Requirement » The required lines are those that contain "title"; pull them out of the data and copy them.

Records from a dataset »
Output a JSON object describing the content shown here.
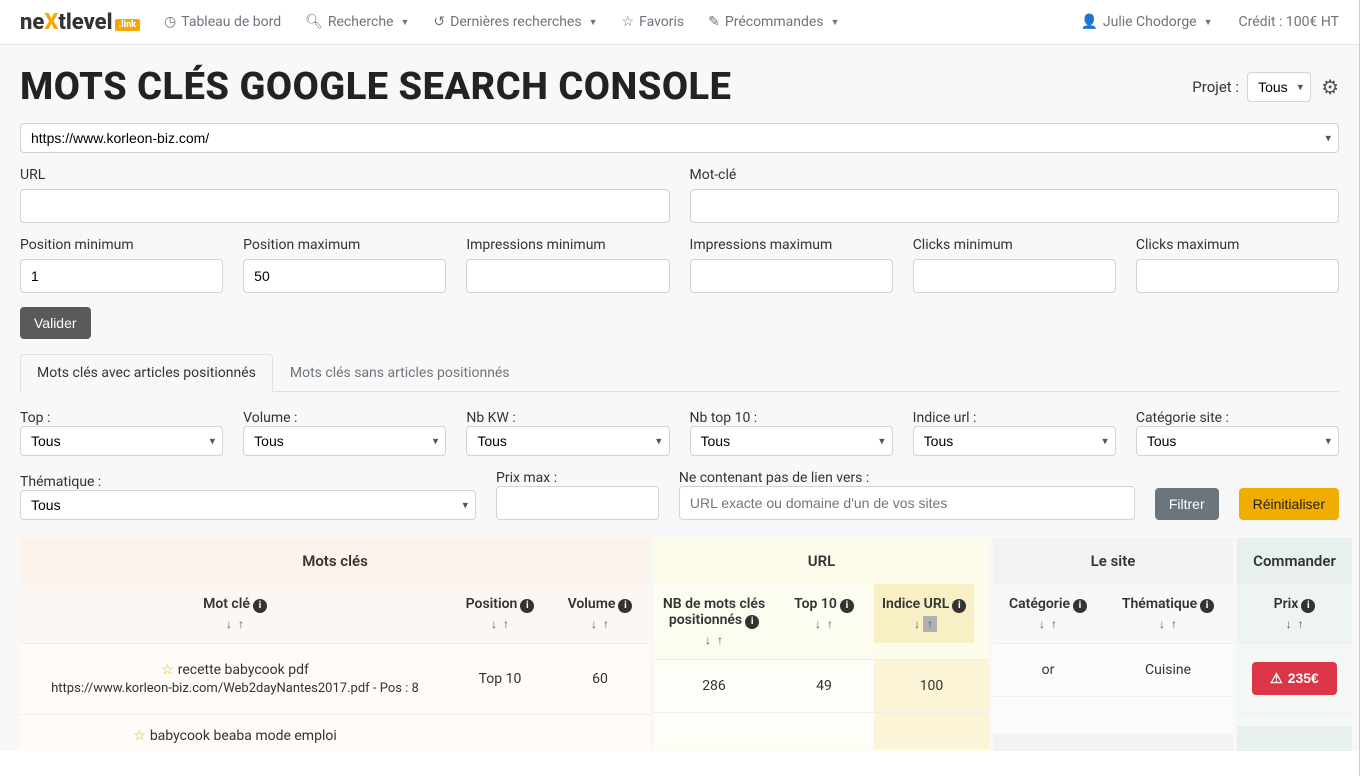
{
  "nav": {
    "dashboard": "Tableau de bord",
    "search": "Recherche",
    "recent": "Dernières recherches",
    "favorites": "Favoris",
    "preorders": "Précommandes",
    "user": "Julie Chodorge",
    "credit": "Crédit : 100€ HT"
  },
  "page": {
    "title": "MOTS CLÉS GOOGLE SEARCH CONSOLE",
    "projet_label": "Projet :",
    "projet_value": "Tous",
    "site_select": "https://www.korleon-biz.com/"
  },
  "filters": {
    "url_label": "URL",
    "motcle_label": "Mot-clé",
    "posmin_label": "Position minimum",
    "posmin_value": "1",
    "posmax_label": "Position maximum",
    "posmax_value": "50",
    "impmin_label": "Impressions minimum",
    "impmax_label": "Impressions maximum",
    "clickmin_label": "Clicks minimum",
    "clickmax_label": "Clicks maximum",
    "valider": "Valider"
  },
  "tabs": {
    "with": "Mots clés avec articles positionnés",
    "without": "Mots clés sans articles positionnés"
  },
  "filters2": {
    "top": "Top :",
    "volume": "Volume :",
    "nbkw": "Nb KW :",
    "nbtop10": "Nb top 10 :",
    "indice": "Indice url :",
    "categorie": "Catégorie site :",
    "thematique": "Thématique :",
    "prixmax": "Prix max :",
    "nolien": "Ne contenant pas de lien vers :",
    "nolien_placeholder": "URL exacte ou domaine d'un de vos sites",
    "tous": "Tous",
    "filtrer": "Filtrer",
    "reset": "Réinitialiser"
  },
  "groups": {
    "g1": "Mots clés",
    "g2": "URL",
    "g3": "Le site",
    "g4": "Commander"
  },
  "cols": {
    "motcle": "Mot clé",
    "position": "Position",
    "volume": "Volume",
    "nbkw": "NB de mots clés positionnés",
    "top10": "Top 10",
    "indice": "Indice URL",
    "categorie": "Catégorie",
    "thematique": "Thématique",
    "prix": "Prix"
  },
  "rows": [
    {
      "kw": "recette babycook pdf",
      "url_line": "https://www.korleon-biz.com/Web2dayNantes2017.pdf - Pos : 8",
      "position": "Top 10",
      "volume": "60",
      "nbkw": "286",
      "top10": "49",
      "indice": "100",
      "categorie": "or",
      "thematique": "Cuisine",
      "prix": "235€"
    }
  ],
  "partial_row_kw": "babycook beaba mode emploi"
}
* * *
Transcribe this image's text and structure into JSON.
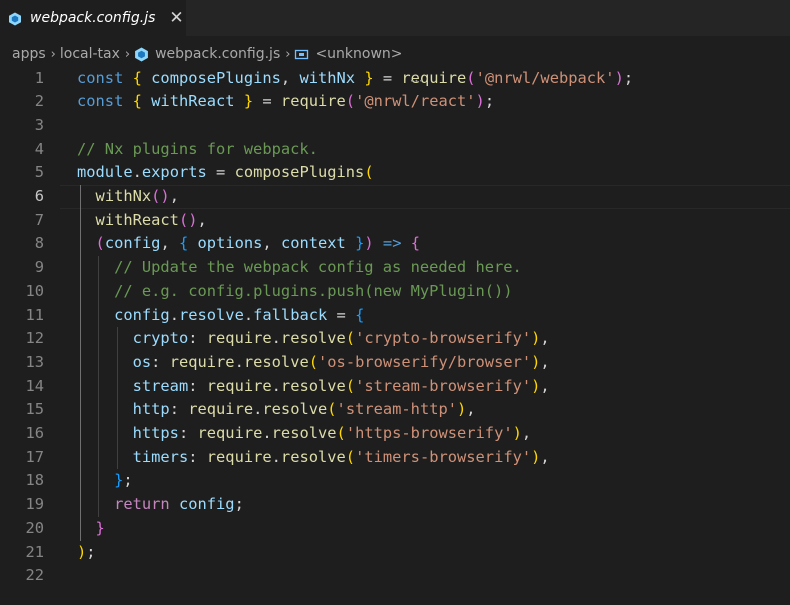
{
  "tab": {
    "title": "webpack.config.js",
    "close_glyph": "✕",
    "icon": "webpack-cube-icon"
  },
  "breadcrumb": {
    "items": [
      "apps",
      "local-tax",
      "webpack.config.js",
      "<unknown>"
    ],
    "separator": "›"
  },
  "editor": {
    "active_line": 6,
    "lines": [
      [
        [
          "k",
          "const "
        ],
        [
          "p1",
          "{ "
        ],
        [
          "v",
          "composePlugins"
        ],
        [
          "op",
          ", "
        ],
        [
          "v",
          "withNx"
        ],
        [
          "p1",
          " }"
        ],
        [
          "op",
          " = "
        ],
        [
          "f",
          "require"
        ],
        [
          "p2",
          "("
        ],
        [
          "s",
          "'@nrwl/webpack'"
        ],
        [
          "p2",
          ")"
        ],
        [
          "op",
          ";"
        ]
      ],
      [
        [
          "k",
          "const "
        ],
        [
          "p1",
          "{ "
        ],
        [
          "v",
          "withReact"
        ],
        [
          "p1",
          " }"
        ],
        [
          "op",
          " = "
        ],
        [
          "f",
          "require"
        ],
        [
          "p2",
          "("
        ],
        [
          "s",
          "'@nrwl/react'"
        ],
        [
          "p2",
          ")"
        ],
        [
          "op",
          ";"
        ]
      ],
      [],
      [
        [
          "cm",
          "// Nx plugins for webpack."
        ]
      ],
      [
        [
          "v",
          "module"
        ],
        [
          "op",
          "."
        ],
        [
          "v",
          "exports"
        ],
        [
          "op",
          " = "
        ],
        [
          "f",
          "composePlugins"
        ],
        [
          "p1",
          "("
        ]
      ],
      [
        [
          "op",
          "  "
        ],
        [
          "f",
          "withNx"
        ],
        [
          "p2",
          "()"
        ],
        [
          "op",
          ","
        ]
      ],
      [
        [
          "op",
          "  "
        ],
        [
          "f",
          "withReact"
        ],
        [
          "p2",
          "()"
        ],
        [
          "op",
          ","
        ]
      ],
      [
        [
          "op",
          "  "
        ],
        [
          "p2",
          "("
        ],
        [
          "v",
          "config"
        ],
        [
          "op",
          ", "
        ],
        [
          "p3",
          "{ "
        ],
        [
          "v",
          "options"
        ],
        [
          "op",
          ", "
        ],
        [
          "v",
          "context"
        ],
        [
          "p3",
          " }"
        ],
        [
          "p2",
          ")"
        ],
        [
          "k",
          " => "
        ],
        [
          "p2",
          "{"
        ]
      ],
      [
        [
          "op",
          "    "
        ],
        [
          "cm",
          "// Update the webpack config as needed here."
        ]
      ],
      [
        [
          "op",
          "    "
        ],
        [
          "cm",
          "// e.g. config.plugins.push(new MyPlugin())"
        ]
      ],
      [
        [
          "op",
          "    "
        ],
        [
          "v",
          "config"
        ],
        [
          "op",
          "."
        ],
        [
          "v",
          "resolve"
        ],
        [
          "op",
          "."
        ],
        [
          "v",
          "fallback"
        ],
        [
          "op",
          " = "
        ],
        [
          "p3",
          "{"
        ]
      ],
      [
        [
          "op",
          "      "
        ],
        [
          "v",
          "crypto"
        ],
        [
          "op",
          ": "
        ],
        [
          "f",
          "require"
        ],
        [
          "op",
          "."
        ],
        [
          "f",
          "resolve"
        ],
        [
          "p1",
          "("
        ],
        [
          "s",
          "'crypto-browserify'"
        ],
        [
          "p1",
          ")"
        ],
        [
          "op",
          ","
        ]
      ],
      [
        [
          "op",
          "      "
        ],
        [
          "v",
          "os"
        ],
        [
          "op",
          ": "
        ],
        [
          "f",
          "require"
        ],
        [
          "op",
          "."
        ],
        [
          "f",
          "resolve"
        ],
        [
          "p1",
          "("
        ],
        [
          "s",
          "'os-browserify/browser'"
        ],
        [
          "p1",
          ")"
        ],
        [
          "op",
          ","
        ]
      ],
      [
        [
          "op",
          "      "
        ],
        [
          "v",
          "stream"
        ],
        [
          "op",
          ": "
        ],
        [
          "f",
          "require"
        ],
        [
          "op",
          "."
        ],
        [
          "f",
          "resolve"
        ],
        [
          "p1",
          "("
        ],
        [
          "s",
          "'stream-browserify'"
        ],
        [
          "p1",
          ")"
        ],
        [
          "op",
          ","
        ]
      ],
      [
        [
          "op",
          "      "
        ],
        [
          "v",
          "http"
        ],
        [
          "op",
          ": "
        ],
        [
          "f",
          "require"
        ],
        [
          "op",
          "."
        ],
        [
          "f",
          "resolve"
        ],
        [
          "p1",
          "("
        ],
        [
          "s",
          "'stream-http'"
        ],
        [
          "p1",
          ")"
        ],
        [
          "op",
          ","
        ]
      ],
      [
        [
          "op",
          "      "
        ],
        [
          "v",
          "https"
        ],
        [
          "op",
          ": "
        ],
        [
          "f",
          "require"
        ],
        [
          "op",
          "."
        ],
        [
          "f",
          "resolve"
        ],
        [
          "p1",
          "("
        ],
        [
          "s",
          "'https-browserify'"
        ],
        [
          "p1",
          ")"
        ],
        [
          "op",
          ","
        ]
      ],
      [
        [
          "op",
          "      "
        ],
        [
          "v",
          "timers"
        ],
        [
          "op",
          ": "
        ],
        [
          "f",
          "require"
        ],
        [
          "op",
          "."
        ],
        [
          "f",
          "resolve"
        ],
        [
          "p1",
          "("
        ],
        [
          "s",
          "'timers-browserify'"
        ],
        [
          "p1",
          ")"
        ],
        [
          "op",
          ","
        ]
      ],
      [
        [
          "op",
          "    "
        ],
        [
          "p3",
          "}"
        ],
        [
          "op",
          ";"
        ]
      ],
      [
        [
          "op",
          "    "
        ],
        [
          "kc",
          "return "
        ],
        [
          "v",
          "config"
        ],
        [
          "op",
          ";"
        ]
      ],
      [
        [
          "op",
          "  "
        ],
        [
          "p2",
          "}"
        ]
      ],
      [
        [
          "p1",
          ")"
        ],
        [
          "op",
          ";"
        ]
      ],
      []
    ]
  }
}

Solution to the problem »
    "title": "MOTS CLÉS GOOGLE SEARCH CONSOLE",
    "title": "webpack.config.js",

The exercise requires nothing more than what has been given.